Why is CERCOPAN’s work vital?
CERCOPAN is a conservation charity operating in Cross River State, South-eastern Nigeria, the location of the oldest and most biodiverse rainforests in Africa. Over 60% of the country’s endangered plant and animal species occur here. This includes 132 tree species listed by the World Conservation Monitoring Centre as globally threatened. It is also a centre of endemism for birds and amphibians, and harbours the highest density of butterfly species (>1,000) in Africa. Most importantly for our work, Cross River has the highest diversity of primates (18 species) recorded anywhere in Africa, including the critically endangered Cross River Gorilla, and the most endangered of the chimpanzee subspecies.
However, this biodiversity jewel is under the most severe of threats. Nigeria has the world’s highest rate of deforestation of primary forests. According to FAO, Nigeria lost 56% of its remaining forest between 2000-2005, and current deforestation is proceeding at more than 3% per year. If environmental degradation in Nigeria continues at this pace, the consequences will be disastrous for its unique wildlife. Approximately 70% of rainforest community inhabitants are entirely reliant on the forest for their livelihoods, food, shelter and medicines, and the threat to their future is no less than for wildlife. With the majority earning less than $300 a year, through slash and burn farming and logging they are destroying the very forests on which their lives depend, often unaware of the disastrous consequences, or the fact that there are alternatives.

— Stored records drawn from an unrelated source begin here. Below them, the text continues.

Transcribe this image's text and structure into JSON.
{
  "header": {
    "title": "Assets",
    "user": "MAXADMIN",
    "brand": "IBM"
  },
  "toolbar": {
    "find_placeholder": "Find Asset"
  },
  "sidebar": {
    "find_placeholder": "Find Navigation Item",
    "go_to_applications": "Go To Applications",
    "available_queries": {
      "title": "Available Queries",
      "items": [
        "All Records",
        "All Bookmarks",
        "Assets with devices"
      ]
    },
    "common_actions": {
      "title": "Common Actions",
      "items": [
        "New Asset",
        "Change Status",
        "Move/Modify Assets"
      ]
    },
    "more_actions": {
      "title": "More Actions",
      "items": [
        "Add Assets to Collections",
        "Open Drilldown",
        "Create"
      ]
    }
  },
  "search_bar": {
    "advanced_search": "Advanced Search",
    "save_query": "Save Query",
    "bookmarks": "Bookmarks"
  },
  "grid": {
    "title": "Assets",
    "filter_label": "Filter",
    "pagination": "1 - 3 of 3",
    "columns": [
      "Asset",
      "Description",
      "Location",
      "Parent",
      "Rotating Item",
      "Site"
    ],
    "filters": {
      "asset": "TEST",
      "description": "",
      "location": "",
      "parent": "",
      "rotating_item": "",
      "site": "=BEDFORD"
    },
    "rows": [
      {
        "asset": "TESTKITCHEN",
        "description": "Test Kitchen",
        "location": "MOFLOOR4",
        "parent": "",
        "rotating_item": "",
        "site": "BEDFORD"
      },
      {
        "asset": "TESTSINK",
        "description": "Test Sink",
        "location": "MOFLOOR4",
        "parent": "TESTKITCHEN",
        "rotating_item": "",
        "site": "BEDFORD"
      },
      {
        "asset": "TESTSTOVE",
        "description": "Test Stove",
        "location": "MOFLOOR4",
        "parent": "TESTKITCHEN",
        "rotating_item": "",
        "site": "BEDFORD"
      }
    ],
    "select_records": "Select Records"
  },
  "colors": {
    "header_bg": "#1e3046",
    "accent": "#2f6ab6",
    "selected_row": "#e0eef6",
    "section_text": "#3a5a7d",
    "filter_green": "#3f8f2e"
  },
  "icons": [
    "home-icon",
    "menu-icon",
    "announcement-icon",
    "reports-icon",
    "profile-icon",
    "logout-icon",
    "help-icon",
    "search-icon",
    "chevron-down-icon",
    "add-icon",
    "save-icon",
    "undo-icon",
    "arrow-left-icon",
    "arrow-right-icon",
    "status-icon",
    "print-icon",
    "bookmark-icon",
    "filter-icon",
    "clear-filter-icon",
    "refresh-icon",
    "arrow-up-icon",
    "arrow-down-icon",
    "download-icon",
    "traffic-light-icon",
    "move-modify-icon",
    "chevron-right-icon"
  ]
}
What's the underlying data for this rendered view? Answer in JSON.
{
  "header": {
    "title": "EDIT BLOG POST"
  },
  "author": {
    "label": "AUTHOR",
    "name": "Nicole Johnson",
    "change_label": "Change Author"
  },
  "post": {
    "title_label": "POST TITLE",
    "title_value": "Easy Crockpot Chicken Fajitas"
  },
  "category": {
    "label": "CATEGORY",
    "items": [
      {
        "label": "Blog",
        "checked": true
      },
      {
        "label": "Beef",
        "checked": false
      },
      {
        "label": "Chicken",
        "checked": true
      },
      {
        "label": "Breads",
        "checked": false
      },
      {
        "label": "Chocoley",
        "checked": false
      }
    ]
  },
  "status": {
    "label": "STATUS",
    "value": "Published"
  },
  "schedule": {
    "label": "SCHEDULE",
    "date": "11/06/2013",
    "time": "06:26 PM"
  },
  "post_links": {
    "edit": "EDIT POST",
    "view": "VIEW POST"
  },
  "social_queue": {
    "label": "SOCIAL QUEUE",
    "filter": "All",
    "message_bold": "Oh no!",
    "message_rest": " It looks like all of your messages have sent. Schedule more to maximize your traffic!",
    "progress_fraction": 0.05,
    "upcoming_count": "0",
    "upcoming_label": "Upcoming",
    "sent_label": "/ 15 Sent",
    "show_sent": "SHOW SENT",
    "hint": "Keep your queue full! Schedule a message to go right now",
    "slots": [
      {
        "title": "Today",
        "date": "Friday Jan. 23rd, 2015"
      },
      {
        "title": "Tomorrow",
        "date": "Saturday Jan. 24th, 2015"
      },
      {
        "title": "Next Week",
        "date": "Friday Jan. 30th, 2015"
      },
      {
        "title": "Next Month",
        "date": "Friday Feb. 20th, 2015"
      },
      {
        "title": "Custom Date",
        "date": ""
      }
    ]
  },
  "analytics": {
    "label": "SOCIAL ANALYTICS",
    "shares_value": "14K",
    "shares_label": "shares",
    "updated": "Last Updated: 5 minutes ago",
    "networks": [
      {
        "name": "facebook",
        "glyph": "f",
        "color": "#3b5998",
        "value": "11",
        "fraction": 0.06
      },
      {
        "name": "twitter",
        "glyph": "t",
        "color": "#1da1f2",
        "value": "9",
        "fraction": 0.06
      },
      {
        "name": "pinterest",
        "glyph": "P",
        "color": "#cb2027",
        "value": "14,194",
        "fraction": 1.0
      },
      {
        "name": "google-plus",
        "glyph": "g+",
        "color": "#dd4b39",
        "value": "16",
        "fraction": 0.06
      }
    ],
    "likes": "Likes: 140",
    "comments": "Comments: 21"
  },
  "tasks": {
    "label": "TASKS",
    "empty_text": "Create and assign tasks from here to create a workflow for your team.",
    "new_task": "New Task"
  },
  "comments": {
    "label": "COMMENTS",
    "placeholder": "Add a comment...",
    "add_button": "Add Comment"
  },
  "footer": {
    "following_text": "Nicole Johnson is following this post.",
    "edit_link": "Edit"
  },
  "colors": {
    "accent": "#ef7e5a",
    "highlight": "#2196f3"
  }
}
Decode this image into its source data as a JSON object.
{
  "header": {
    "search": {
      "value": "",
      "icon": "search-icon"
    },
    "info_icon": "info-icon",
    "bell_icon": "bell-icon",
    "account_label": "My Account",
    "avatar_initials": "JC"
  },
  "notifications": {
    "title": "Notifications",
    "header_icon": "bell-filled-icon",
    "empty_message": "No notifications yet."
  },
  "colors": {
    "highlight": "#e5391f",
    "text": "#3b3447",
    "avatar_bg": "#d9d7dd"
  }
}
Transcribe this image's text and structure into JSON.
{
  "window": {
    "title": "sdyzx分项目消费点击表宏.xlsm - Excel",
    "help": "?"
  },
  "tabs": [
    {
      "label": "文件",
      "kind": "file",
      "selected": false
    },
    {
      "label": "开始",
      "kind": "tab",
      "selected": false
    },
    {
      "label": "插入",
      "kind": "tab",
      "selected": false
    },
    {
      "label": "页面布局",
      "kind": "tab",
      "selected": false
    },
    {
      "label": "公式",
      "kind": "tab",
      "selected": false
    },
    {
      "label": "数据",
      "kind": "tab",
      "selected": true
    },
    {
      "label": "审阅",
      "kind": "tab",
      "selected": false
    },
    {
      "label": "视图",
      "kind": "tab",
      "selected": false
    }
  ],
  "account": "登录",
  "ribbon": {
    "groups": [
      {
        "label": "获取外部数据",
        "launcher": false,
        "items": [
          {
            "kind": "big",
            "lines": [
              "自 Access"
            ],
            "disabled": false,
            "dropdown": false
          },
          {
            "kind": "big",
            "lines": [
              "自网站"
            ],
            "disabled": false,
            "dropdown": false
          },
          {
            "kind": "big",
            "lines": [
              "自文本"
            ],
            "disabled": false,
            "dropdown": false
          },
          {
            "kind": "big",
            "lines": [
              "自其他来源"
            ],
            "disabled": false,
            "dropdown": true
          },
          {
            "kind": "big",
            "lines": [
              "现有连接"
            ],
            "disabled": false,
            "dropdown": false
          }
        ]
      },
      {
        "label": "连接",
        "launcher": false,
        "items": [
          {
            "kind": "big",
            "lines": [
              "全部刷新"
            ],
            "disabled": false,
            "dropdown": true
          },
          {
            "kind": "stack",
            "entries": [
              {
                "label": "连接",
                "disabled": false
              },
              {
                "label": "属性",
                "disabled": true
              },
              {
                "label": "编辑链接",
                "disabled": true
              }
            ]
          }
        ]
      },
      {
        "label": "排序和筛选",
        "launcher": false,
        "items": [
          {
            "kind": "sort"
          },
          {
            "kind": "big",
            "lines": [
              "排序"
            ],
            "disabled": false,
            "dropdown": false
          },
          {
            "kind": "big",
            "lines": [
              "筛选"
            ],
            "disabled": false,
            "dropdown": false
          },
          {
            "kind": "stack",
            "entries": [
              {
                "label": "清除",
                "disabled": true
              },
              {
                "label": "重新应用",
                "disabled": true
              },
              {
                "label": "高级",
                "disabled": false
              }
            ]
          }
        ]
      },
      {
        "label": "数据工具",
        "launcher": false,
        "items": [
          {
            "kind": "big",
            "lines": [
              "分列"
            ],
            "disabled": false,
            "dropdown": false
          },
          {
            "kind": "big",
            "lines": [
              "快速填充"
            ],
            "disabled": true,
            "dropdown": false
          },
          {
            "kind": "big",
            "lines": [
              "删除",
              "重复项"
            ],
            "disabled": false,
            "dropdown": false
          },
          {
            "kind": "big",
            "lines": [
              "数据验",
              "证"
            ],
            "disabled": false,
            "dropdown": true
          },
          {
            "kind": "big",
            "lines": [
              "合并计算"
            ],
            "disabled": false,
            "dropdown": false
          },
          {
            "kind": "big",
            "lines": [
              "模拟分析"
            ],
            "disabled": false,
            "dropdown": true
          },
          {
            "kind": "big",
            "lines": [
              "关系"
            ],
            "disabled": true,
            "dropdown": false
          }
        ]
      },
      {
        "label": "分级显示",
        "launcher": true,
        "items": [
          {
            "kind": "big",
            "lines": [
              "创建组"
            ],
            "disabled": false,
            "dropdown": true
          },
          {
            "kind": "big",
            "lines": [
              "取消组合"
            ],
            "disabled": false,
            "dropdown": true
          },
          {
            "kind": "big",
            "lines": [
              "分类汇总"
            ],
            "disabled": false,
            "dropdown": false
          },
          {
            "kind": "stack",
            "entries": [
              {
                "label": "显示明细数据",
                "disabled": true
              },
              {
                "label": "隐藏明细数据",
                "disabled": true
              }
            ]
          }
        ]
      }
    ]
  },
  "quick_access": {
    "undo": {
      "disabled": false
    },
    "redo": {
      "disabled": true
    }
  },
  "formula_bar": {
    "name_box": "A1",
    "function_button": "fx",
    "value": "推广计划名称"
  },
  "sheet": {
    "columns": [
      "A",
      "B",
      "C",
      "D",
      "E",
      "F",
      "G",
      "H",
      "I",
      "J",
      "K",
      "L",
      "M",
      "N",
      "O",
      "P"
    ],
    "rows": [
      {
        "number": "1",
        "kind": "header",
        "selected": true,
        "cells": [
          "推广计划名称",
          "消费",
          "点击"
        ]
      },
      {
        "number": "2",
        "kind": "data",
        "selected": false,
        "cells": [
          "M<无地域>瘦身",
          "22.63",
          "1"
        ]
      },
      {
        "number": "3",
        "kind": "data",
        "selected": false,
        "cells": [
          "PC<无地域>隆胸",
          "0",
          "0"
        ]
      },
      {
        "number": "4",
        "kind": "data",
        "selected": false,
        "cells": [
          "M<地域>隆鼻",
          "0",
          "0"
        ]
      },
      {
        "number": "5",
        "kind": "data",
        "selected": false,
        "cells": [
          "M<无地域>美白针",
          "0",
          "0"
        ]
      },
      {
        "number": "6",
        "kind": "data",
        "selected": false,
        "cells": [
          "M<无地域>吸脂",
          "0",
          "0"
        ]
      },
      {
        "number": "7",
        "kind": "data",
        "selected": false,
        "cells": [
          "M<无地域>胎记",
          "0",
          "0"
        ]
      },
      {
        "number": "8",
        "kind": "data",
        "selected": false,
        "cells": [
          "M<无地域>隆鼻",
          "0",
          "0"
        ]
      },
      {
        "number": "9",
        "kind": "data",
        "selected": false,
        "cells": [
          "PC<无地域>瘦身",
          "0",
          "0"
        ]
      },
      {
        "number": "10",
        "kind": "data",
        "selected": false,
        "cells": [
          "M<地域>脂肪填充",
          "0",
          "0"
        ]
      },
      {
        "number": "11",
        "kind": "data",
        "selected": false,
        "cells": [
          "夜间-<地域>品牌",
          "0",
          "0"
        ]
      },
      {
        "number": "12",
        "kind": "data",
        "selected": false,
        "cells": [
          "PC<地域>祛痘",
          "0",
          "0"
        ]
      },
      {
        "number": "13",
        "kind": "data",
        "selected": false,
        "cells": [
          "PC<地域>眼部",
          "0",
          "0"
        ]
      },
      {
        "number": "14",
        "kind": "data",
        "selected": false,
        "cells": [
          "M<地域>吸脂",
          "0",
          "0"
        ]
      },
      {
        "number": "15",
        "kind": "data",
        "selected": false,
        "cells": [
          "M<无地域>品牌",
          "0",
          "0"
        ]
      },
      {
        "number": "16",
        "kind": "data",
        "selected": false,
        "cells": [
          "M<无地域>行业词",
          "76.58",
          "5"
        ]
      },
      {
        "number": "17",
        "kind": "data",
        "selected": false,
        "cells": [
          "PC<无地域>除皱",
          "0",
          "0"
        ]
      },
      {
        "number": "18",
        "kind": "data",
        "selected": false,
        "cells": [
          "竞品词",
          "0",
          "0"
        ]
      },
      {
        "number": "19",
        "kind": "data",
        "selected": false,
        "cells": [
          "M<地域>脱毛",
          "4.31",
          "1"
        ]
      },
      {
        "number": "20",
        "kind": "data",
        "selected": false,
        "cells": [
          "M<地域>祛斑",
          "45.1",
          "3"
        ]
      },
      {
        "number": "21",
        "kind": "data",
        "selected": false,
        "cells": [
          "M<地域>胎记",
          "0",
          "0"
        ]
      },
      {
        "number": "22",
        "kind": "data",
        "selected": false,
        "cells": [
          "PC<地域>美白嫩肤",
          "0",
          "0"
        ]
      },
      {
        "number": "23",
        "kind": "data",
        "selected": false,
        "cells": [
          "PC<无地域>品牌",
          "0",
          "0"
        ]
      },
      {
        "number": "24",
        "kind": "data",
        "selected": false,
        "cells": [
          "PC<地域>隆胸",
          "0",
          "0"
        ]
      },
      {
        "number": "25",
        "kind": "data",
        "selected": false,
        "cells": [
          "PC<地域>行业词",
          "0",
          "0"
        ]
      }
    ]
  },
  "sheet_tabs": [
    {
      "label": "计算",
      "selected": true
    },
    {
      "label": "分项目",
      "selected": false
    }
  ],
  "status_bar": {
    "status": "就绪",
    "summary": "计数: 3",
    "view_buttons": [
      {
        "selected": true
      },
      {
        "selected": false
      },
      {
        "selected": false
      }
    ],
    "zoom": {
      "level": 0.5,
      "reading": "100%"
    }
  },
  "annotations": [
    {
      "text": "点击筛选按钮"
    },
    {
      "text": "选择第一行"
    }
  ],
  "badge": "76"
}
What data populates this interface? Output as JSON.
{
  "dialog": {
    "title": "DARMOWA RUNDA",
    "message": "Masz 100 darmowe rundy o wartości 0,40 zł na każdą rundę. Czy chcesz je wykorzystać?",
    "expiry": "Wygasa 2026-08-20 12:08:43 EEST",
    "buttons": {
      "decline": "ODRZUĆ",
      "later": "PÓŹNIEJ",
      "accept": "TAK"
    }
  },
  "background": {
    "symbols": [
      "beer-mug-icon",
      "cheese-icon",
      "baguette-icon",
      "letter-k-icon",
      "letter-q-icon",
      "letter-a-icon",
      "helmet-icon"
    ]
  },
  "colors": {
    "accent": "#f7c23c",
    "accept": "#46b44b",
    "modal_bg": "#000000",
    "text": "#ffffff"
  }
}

Unless strategies are put in place to educate the public on the importance and advantages of conservation, build the capacity of those charged with protecting the environment and find financially viable alternatives to forest exploitation, the survival potential of the Cross River State rainforest in the next thirty years is very low. If action is not taken and the forests are lost, previously self-sufficient people will migrate to urban areas looking for work, squatter communities will multiply, and poverty, disease and hunger will soar. The State will not only have lost a huge irreplaceable biological treasure, but will also be facing a humanitarian crisis.
With our expertise in environmental conservation, specialisation in primates, and proven track record, we are among those leading the effort to ensure that the forests of Cross River are conserved into the future for its people and its primates.